Excerpts from an interface dataset
>>>

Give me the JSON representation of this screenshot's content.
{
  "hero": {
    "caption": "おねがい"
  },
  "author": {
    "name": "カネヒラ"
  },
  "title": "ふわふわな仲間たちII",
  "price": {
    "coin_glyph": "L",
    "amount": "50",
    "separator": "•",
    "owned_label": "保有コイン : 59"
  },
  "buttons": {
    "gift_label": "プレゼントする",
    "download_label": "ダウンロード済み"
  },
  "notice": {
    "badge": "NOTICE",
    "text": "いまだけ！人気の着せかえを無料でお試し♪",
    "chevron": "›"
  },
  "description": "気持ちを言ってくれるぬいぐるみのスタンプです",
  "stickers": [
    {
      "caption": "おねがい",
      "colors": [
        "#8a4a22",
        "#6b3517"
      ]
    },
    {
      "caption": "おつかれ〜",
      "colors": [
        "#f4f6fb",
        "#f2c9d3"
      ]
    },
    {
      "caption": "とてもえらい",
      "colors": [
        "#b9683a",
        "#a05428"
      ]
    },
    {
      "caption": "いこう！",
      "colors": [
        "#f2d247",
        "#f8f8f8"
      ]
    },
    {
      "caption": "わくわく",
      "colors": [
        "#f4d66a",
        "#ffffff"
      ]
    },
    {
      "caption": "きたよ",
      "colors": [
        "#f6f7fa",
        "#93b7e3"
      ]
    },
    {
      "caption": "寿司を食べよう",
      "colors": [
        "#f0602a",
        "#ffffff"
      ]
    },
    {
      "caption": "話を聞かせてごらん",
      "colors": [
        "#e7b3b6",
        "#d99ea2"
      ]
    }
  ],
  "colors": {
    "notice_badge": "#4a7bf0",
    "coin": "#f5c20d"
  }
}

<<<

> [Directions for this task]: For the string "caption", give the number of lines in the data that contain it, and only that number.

> [Exercise answer]: 9